That Mary is the Mother of God means we do not begin with speculative accounts about God’s existence or nature. Our God is to be found in Mary’s womb. Because our God is to be found in Mary’s body we believe that same God desires to be taken in by us in this miraculous gift of the holy Eucharist, the body and blood of Christ. By partaking of this gift, a gift that if pondered leads us to ask with Mary, “How can this be?” But the gift makes the question possible, because through this gift we become participants in a time that is filled with God’s providential care of us. We are Christians. We live in Mary’s time.
Such a time is anything but empty. Rather, it is a time storied by people whose lives witness to the Lord of time, the Lord who encompasses all life and death.
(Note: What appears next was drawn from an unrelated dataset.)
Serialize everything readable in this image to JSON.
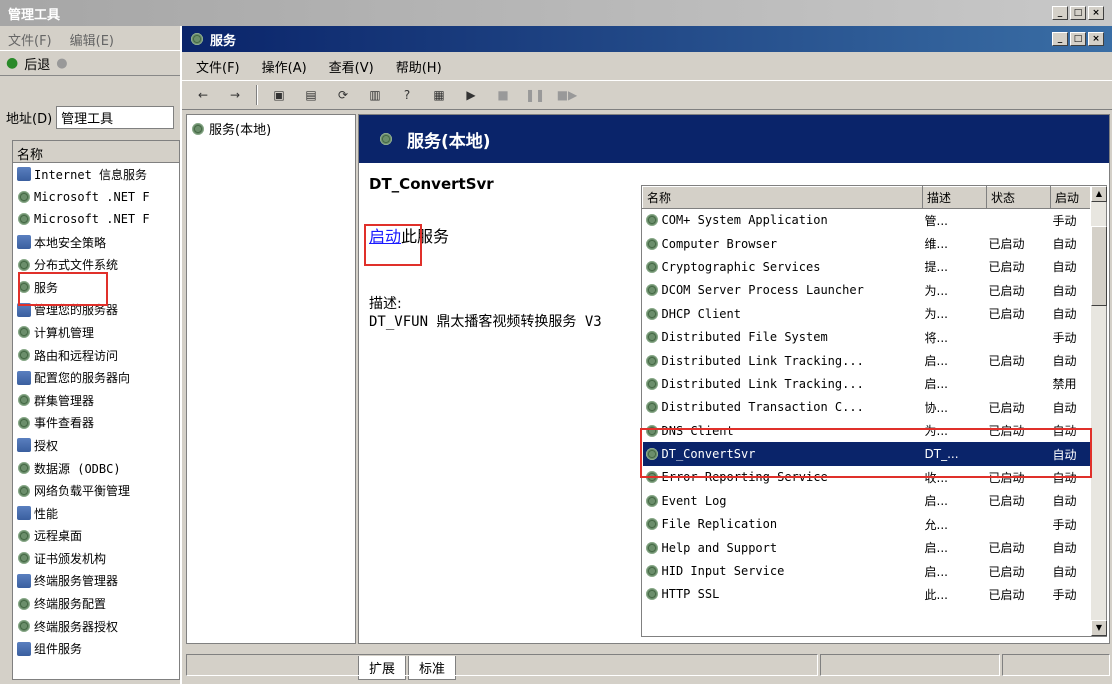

I suggested above that there was a politics often associated with the question, “Do you believe in the virgin birth?” There is also a politics that is entailed by our affirmation that Mary is the Mother of God. The politics of Mary is a politics of joy characteristic of a people who have no reason to be desperate. They have no reason to be desperate because they have faith in the Lord of time.
So, on this Sunday, a Sunday when Christmas seems so near, let us remember that because we are Mary’s people we are in no hurry. Let us wait in patience for the Christ-child whose own life depended on the lives of Mary and Joseph. The Word of God was made flesh. He came so that we might experience the fullness of time. Let us wait with Mary and Joseph for the child who will redeem all of time. Let us wait with patience and hope so that the world may discover that time is not empty; rather time remains pregnant with God’s promise found in Mary, the Mother of God.